> **Task brief**: Drop every image, then reproduce the data exactly as given.

[Extracted material Boundary: Start]

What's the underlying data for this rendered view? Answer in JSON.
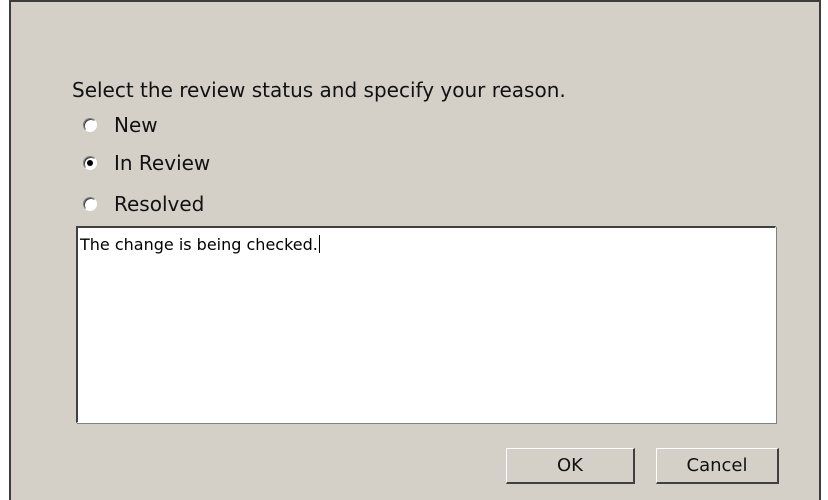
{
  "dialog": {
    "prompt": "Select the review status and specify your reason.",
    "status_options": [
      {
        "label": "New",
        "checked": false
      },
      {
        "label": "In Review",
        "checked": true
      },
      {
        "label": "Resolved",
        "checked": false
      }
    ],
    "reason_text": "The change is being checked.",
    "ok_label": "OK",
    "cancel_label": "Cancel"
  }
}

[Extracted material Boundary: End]

> **Response area**:
What's the underlying data for this rendered view? Answer in JSON.
{
  "dialog": {
    "prompt": "Select the review status and specify your reason.",
    "status_options": [
      {
        "label": "New",
        "checked": false
      },
      {
        "label": "In Review",
        "checked": true
      },
      {
        "label": "Resolved",
        "checked": false
      }
    ],
    "reason_text": "The change is being checked.",
    "ok_label": "OK",
    "cancel_label": "Cancel"
  }
}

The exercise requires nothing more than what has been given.